Developed as a cultural tourism experience and funded by Arts Council England and Visit England, England’s Creative Coast allows visitors to discover the art and culture of the coastal South East. Seven arts organisations in towns along the coastline of Essex, Kent and East Sussex have joined forces to showcase new outdoor site-specific Waterfront commissions - Turner Contemporary in Margate, Cement Fields in Gravesend, Creative Folkestone, Bexhill-on-Sea’s De La Warr Pavilion, Hastings Contemporary, Metal in Southend-on-Sea and Towner Eastbourne.
England’s Creative Coast celebrates the importance of creativity and the uniqueness of being and living by the coast, by connecting people and places along the route. The Waterfronts artworks take the border between land and water as their inspiration, focusing on issues, stories and questions – social, natural, geological, political - to offer fresh perspectives on each place.

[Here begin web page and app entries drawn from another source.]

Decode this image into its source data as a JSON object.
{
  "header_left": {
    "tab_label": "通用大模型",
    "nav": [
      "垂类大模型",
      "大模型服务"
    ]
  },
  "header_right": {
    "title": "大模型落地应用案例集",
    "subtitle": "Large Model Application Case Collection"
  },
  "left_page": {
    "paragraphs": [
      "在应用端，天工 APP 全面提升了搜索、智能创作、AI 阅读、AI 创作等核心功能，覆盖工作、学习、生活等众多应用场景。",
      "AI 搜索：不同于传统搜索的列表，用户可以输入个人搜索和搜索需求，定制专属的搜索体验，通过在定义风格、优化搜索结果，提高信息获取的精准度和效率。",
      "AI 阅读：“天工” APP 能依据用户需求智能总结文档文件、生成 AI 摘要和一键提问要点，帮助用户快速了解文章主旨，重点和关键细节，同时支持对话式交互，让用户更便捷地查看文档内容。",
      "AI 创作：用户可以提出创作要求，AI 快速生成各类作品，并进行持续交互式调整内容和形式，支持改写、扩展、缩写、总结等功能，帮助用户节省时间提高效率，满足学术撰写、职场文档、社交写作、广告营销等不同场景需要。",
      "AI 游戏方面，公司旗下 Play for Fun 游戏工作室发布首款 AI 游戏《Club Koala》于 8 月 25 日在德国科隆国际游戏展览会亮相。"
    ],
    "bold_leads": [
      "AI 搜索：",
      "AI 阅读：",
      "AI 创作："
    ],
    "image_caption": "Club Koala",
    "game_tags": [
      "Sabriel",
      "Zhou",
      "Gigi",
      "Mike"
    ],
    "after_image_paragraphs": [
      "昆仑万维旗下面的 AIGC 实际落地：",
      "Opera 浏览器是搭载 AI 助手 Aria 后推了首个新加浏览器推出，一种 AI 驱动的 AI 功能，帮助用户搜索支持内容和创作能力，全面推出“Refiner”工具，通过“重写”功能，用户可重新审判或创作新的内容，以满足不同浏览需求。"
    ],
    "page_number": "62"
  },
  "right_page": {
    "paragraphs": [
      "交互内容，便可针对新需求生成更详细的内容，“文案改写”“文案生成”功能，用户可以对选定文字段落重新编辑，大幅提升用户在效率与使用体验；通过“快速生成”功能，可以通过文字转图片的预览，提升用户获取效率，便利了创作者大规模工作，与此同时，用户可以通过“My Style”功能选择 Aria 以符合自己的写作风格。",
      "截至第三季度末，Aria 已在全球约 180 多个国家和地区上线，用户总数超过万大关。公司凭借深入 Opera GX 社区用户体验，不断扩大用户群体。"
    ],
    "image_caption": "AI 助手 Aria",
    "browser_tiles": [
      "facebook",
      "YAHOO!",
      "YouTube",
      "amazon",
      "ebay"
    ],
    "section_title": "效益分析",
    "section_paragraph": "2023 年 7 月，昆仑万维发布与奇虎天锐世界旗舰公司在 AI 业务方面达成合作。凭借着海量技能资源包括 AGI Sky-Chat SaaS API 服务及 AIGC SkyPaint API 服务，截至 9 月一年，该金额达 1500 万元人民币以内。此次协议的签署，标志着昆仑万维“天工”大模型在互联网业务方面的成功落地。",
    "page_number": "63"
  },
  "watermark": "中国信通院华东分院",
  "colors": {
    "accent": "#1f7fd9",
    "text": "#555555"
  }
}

Led by Turner Contemporary in Margate, who are celebrating their 10th anniversary this year, you can follow one of the itineraries on the website or join the world’s first art geocaching tour. Among the highlights of the seven new commissions are:
- Turner Contemporary presents Michael Rakowitz's 'April is the cruellest month', Margate, 1 May - 14 November
- Cement Fields presents Jasleen Kaur: ‘The first thing I did was to kiss the ground’ Gravesend, 22 May – 12 November (launching with Estuary 2021)
- Metal presents Katrina Palmer: ‘Hello’ and ‘Retreat’, Southend-on-Sea, 22 May – 12 November (launching with Estuary 2021)
Michael Rakowitz, April is the cruellest month. A Waterfronts co-commission with Turner Contemporary for England’s Creative Coast. Photo by Thierry Bal.
Cement Fields, a gallery based in North Kent, are one of the creative organisations taking part.
Their Artistic Director, Sue Jones says: “Cement Fields is delighted to have co-commissioned a new work by Jasleen Kaur with England’s Creative Coast for Gravesend on the banks of the River Thames in North Kent.
“Jasleen’s work, The first thing I did was to kiss the ground, consists of a sculpture and sound work sited on Gravesend’s Town Pier and pontoon. The two works are about resistance, responding to Gravesend and also Tilbury Docks which is just across the river, as sites steeped in complicated histories of migration.
“The sculpture makes visible overlooked identities and voices of South Asian diaspora communities; from the spiritual and political importance of hair, the head as a container of knowledge, song as oral history, to the idea of water as a carrier of people and practices. The sound work, made in collaboration with artist Ain Bailey, brings together music and songs, portals into other times and places, together with the voices of members of the Saheli Women’s Group.”
Hazel Edwards, South East Area Director, Arts Council England says: “England’s Creative Coast offers a fantastic opportunity to rediscover the coastline that inspired artists from Turner to the present day. It’s all outdoors so it’s a great chance to find hidden treasure with the world’s first art geocaching tour or visit one of the seven new artworks by leading contemporary artists including Michael Rakowitz’s ‘April is the cruellest month’ in Margate and Jasleen Kaur’s ‘The First Thing I Did Was Kiss The Ground’ in Gravesend. I can’t wait to visit England’s Creative Coast this summer.”
Discover more at www.englandscreativecoast.com